- What were the circumstances when it failed or had less success?
- What were the other options this person considered?
Sometimes, when I hear some of these answers, I rebel.
When Do I Rebel?
When I worry that people will fall for the One Right Answer---and I know there are many possible better ways---I rebel. I admit to yelling at the television when I watch the news. I know that's not very useful.
I write and speak to help people learn why conventional wisdom is wrong---and what they could do instead. I wrote
several all my books because I knew conventional wisdom didn't work, at least, for my clients. (Yes, I started to write "several" and realized it was "all." I expect some of you are laughing out loud.) I knew that more people would benefit from seeing alternatives.
When Does "It Depend?"
Each of us decides when to take which stance---it depends on our context.
My place on the continuum often depends where I am in the Change Model. For example, after a decade of slowly gaining weight, I was ready to try almost anything else to lose weight. I had persisted in trying to find the Transforming Idea that would work for my weight loss. That's when I asked probing questions and then rebelled.
Hearing the "One Right Way" creates a Foreign Element for me. That's when I ask probing questions. And, when I know we have alternatives, I rebel.
I can use the continuum to remind myself I have several choices. And, for me, that's the point of deciding how and when to rebel or comply. How about you?

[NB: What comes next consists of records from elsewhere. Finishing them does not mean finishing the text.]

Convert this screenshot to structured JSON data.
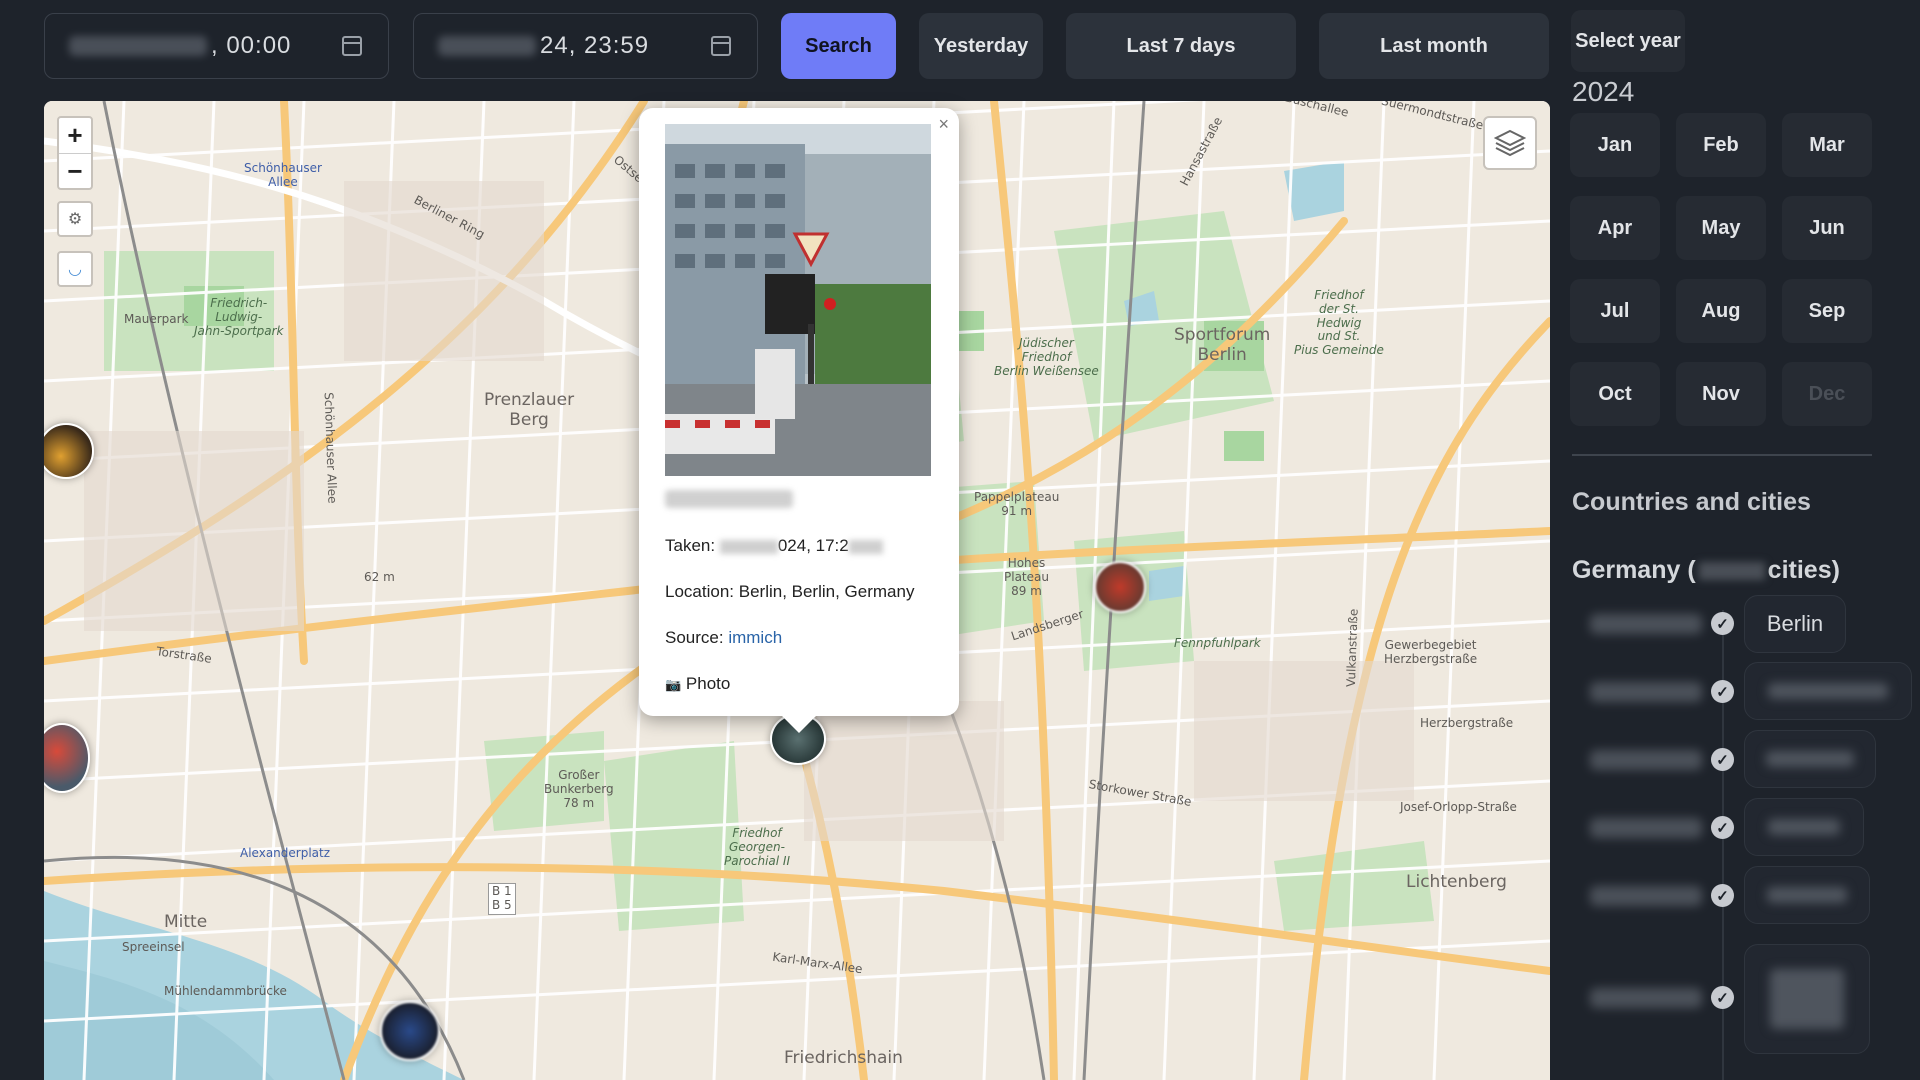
{
  "filters": {
    "start_time": ", 00:00",
    "end_time": "24, 23:59",
    "search_label": "Search",
    "yesterday_label": "Yesterday",
    "last7_label": "Last 7 days",
    "last_month_label": "Last month"
  },
  "map": {
    "zoom_in": "+",
    "zoom_out": "−",
    "labels": {
      "schoenhauser": "Schönhauser\nAllee",
      "prenzlauer": "Prenzlauer\nBerg",
      "mauerpark": "Mauerpark",
      "jahn": "Friedrich-\nLudwig-\nJahn-Sportpark",
      "sportforum": "Sportforum\nBerlin",
      "juedischer": "Jüdischer\nFriedhof\nBerlin Weißensee",
      "friedhof_hedwig": "Friedhof\nder St.\nHedwig\nund St.\nPius Gemeinde",
      "pappelplateau": "Pappelplateau\n91 m",
      "hohes_plateau": "Hohes\nPlateau\n89 m",
      "fennpfuhlpark": "Fennpfuhlpark",
      "gewerbegebiet": "Gewerbegebiet\nHerzbergstraße",
      "herzbergstrasse": "Herzbergstraße",
      "grosser_bunkerberg": "Großer\nBunkerberg\n78 m",
      "friedhof_georgen": "Friedhof\nGeorgen-\nParochial II",
      "alexanderplatz": "Alexanderplatz",
      "mitte": "Mitte",
      "spreeinsel": "Spreeinsel",
      "muehlendamm": "Mühlendammbrücke",
      "karl_marx": "Karl-Marx-Allee",
      "friedrichshain": "Friedrichshain",
      "lichtenberg": "Lichtenberg",
      "landsberger": "Landsberger",
      "storkower": "Storkower Straße",
      "josef_orlopp": "Josef-Orlopp-Straße",
      "torstrasse": "Torstraße",
      "b1b5": "B 1\nB 5",
      "m62": "62 m",
      "schlosshauser": "Schönhauser Allee",
      "vulkanstrasse": "Vulkanstraße",
      "hansastrasse": "Hansastraße",
      "suermondtstrasse": "Suermondtstraße",
      "buschallee": "Buschallee",
      "berliner_ring": "Berliner Ring",
      "ostseestr": "Ostsee"
    }
  },
  "popup": {
    "close": "×",
    "taken_label": "Taken:",
    "taken_value": "024, 17:2",
    "location_label": "Location:",
    "location_value": "Berlin, Berlin, Germany",
    "source_label": "Source:",
    "source_value": "immich",
    "type_icon": "📷",
    "type_value": "Photo"
  },
  "sidebar": {
    "select_year_label": "Select year",
    "year": "2024",
    "months": [
      "Jan",
      "Feb",
      "Mar",
      "Apr",
      "May",
      "Jun",
      "Jul",
      "Aug",
      "Sep",
      "Oct",
      "Nov",
      "Dec"
    ],
    "disabled_month": "Dec",
    "countries_heading": "Countries and cities",
    "country_name": "Germany (",
    "country_suffix": "cities)",
    "first_city": "Berlin",
    "check_glyph": "✓"
  },
  "colors": {
    "primary": "#6f7cf7",
    "background": "#1e232b",
    "button": "#2c323b"
  }
}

You might enjoy some of my online workshops:
- With Esther Derby are at Your Management Mentors.
- With Mark Kilby are at Distributed Agile Success. We released Rapidly-Remote, a free self-study course for people who are new to remote working.
- The Modern Management Made Easy books are in final editing. My first editor had some physical challenges, so my new editor is starting this week. Here's hoping I self-edited enough so she can be speedy!